Now That You are a Trainer. . .
Now that you are a trainer, what must you do to ensure that your presentation is flawless? That is, how can you fully engage your audience with the content? They should not realize how much preparation went into ensuring flawless delivery. There are no perfect presentations, but well-prepared trainers do exercise due diligence in their approach to training others. This brief discussion focuses on things that you can do as a new or highly experienced instructor, teacher or trainer that, regardless of content, can help ensure excellent presentations. But remember, this topic is centered on adult learning and theory. Adult learning can be formal college education, job-related training, community education, or self-improvement classes (Kearsley, 2010). In fact, the theory of andragogy explains to a certain extent how learning for adults differs from the way children learn. Adults are motivated to learn, self-directed, responsible, and inclined to use prior experiences as a template for learning (Knowles, 1984).
Some Preparatory Considerations
Before you begin your presentation, you should consider several factors that can make training efforts more enjoyable. Do not assume anything with regard site, equipment and materials. Here are some things to consider before your presentation:
- Arrive at the training site early. If possible, arrive the day before to view the venue and make adjustments to equipment and materials or other training impediments.
- Verify computer software versions of Microsoft™ program or other computer or web-based program.
- Ensure audio and video function properly.
- Set up your training site to meeting the desired seating arrangement.
- Check and verify stock of all course material and supplies.
- Greet attendees to your presentation. Be upbeat and project a positive attitude.
Some Presenter Behaviors
Now that you have looked at some preparatory considerations, focus on your presenter behavior. I have compiled a list of tips that can assist you in developing good practices:
- Speak clearly, logically and directly to your audience.
- Lecture less whenever possible and facilitate often. (No one cares about how big you think your brain is!)
- Make the take-home message or theme of the presentation persistent. Try to make relevant connections to the course material whenever possible.
- Use the classroom as a stage and the room a theater.
- Whenever possible, practice and time the delivery of your material. Try to anticipate questions about certain aspects of the topic presented and consider including the time it may take to answer them.
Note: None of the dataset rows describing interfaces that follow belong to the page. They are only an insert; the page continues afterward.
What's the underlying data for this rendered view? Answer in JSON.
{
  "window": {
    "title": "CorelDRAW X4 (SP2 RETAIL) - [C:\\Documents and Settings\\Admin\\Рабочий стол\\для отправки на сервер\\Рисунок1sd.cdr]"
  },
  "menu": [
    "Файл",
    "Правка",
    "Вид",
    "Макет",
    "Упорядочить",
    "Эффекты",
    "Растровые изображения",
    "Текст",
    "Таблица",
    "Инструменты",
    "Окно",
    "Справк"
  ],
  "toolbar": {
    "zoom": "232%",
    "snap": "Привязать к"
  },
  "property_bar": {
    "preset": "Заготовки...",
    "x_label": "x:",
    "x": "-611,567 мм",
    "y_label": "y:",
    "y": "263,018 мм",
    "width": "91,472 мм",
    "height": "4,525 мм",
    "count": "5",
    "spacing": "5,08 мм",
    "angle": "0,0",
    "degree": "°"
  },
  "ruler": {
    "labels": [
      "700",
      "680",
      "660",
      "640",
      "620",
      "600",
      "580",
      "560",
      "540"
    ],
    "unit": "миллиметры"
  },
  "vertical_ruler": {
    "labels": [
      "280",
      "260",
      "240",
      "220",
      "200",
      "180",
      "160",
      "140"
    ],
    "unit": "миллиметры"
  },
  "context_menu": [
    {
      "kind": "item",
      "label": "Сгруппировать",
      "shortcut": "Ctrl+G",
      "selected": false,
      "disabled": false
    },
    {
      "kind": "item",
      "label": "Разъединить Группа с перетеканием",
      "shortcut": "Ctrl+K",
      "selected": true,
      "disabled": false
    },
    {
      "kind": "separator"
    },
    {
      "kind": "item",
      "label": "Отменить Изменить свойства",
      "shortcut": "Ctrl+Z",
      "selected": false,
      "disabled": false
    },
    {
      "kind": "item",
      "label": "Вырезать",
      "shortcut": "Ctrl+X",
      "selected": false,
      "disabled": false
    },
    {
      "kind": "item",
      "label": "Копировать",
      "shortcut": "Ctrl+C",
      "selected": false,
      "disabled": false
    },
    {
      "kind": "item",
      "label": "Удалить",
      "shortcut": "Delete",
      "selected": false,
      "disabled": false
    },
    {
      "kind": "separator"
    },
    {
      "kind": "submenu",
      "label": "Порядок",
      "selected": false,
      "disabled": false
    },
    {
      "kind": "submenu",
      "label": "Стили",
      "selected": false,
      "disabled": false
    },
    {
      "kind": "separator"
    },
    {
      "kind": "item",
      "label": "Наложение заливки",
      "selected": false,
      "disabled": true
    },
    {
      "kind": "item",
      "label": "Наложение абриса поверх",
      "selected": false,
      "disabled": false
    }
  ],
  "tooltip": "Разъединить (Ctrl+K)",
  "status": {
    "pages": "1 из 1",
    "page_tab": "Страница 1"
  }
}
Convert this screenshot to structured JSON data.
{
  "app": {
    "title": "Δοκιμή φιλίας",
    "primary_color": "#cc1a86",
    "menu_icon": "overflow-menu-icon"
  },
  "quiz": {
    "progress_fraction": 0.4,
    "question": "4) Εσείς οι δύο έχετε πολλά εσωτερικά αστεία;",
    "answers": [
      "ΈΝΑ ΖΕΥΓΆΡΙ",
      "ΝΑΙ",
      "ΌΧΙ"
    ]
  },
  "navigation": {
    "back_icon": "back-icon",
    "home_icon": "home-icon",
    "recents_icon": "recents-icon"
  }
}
- Assuming you created your presentation using Microsoft PowerPoint™ or Prezi™, use appropriate visuals sparingly but efficiently.
- Whenever possible, address participants by the first name. This helps personalize interactions between you and
- Always demonstrate respect and courtesy to all attendees, even the challenging
- Know and command the topic that you are teaching, including familiar objections
- Keep the presentation on topic. Avoid the side streets: discussions not connected to the take-home message or theme.
Ensuring flawless presentations is a matter of preparation and good behaviors. Regardless of your experience as an instructor, teacher, or trainer, the aforementioned tips can help ensure your audience is engaged in the purpose of the training. Make them practices to help improve your ability to do great presentations. Good luck!
- Do you have other suggestions or advice for making presentations flawless?
- What challenges do you experience when you present? How do you deal with them?
Bourne, P. E. (2007). Ten Simple Rules for Making Good Oral Presentations. PLoS Computational Biology, 3(4), 593-594.
Kearsley, G. (2010). Andragogy (M.Knowles). The theory into practice database. Retrieved from http://tip.psychology.org.
Knowles, M. (1984). The Adult Learner: A Neglected Species (3rd Ed.). Houston, TX: Gulf Publishing.